The areas included in the review are:
>Enjoy Using it
>Use it often
This can be a very informative site if you are trying to stay on top of new genealogy products, and it can be especially helpful if you are actually at the point where you are ready to buy some software. Check it out at: http://www.gensoftreviews.com/
Thursday, September 9, 2010
As a consequence of the new reorganization of the Genealogy Center, there is now room for a atlas stand. It is located at the end of the computer section. It has a broad top to easily use the selected atlas, and several roll out shelves to conveniently get to those that are stored.
Check it out at the Library.
Wednesday, September 8, 2010
There was a class advertised in the library bulletin called "Internet Explorations" that was to take place today (Wednesday, 8 Sep) at the library. I somehow had the idea that the class was to be held on Friday, 10 Sep. The time was to be the same: 10 am. Consequently, I was not at the library for the class, nor could I respond to the call I got from the library because I was at a meeting in Tampa. Unfortunate circumstances all the way around.
But I plan to be at the library for that class on Friday at 10 am. The problem of course, is that I may be the only one who knows about it...and that's one of the reasons for this post.
This may be a meeting to put on your calendar. Internet Explorations is not so much a class as it is a sharing of cool/productive/interesting websites relating to genealogy that I and the people who attend have run across in the past. Previous sessions have proven to be both fun and helpful as we explore new sites, refresh our Google skills, and share our explorations.
Check it out on Friday, 10 Sep., at 10 am in the Local History Room of the Library.
Tuesday, September 7, 2010
The Hathi Trust website offers a lot of digitized books on line. They are not all genealogy related (you have to search around a bit), but you never know what you will find. Those of you who have Kindles or e-Readers and Nook's and are looking for public domain books to download to your readers will love this site.
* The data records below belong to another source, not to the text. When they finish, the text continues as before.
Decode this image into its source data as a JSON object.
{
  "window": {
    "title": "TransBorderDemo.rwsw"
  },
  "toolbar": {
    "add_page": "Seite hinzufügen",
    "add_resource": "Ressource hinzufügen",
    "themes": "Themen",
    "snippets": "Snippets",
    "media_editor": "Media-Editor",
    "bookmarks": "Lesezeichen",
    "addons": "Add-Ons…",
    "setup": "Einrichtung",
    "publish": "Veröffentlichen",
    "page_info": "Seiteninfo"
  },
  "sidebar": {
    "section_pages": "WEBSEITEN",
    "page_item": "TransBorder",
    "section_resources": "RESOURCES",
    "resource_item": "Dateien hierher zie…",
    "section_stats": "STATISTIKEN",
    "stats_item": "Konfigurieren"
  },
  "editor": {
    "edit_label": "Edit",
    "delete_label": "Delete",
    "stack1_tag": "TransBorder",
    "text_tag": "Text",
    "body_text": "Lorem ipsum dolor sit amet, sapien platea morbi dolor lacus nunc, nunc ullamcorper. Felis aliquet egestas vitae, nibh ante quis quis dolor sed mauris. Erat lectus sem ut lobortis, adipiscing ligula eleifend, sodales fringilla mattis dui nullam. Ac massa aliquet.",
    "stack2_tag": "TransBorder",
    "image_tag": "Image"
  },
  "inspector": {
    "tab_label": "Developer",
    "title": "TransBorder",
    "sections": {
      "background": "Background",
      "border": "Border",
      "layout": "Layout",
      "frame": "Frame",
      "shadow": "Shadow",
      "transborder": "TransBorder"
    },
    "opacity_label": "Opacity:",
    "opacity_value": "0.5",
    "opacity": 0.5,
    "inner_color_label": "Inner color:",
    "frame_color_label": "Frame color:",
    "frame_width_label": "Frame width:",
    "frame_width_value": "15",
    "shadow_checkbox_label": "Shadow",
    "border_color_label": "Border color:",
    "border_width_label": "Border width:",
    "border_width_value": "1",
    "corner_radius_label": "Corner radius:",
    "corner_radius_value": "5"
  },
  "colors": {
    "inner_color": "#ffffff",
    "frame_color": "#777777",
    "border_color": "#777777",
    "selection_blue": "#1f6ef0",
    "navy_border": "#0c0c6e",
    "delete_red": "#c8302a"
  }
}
From the link provided below, you have the following search options: Catalog, full text, and collections.
After one of those selections it is pretty clear on the mouse clicks to use to display the text. Check it out at
After one of those selections it is pretty clear on the mouse clicks to use to display the text.
Check it out at
Sunday, September 5, 2010
If you missed the class when it was presented at the Largo Public Library, drop by the Aging Well Center, 1501 North Belcher Road, Clearwater at 10 am on 11 September.
Saturday, September 4, 2010
The fall Mini Seminar is going to be on Nov. 6th, with George Morgan as the speaker.
Thursday, September 2, 2010
To be a good genealogist you have to be a good historian. Could your ancestors have been affected by this event?